> **THE DATA**:
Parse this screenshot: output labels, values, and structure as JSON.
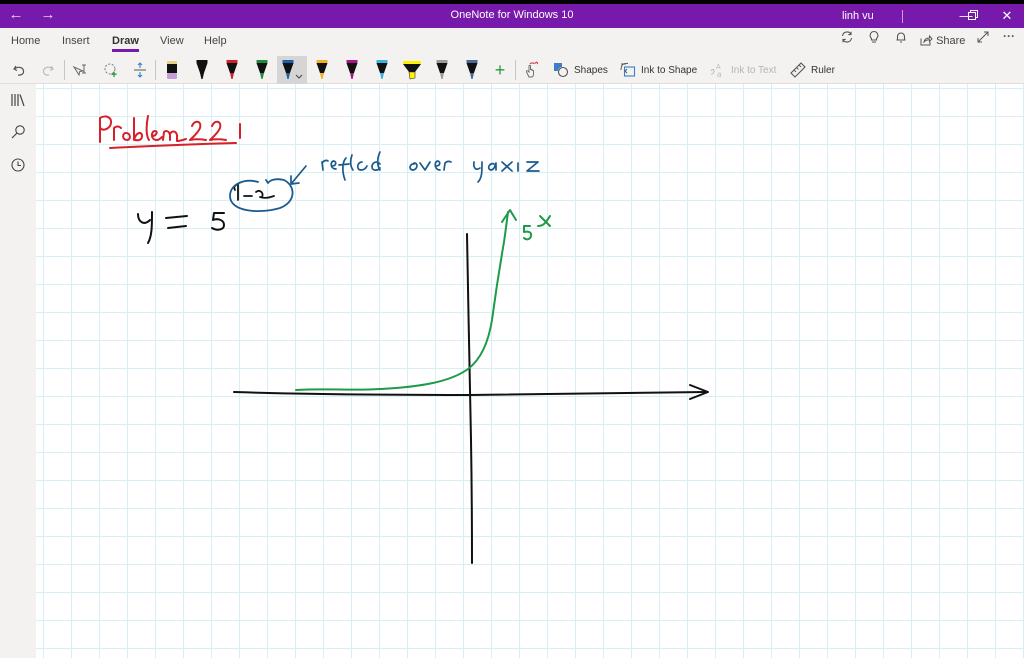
{
  "titlebar": {
    "title": "OneNote for Windows 10",
    "user": "linh vu",
    "back_icon": "arrow-left-icon",
    "forward_icon": "arrow-right-icon",
    "minimize": "—",
    "restore": "❐",
    "close": "✕",
    "back_glyph": "←",
    "forward_glyph": "→"
  },
  "ribbon": {
    "tabs": [
      {
        "label": "Home"
      },
      {
        "label": "Insert"
      },
      {
        "label": "Draw",
        "active": true
      },
      {
        "label": "View"
      },
      {
        "label": "Help"
      }
    ],
    "right_icons": {
      "sync": "⟳",
      "lightbulb": "💡",
      "bell": "🔔",
      "expand": "⤢",
      "more": "···"
    },
    "share_label": "Share",
    "tools": {
      "shapes_label": "Shapes",
      "ink_to_shape_label": "Ink to Shape",
      "ink_to_text_label": "Ink to Text",
      "ruler_label": "Ruler",
      "add_pen": "+"
    },
    "pens": [
      {
        "name": "eraser",
        "color": "#c89bd8",
        "top": "#e8d08a"
      },
      {
        "name": "pen-black",
        "color": "#111111"
      },
      {
        "name": "pen-red",
        "color": "#d0202a"
      },
      {
        "name": "pen-green",
        "color": "#1e8a3e"
      },
      {
        "name": "pen-blue",
        "color": "#1a5fa8",
        "selected": true
      },
      {
        "name": "pen-yellow",
        "color": "#f0b020"
      },
      {
        "name": "pen-magenta",
        "color": "#a8168a"
      },
      {
        "name": "pen-cyan",
        "color": "#3ab0e0"
      },
      {
        "name": "highlighter-yellow",
        "color": "#fff200"
      },
      {
        "name": "pen-galaxy",
        "color": "#9a9a9a"
      },
      {
        "name": "pen-ocean",
        "color": "#4a6a9a"
      }
    ]
  },
  "sidebar": {
    "items": [
      {
        "name": "notebooks",
        "icon": "notebooks-icon"
      },
      {
        "name": "search",
        "icon": "search-icon"
      },
      {
        "name": "recent",
        "icon": "clock-icon"
      }
    ]
  },
  "page": {
    "ink": {
      "heading": "Problem 22",
      "equation": "y = 5^(1-x)",
      "note": "reflect over y axis",
      "curve_label": "5^x",
      "heading_color": "#d6202a",
      "equation_color": "#111111",
      "note_color": "#1a5a8e",
      "curve_color": "#1e9a4a"
    }
  }
}
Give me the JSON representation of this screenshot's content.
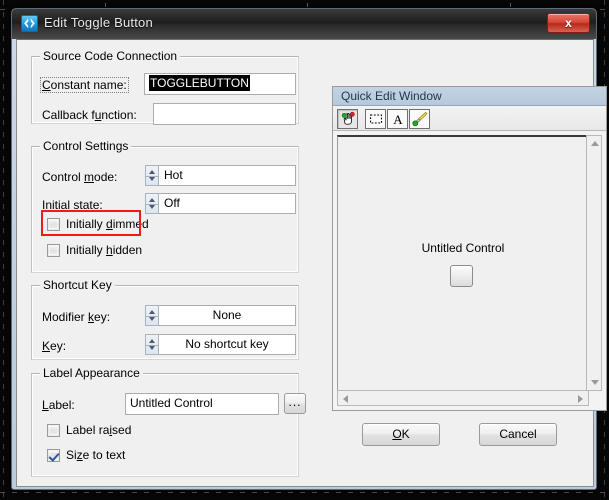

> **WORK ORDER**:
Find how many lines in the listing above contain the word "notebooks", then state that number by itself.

> **THE ANSWER**:
2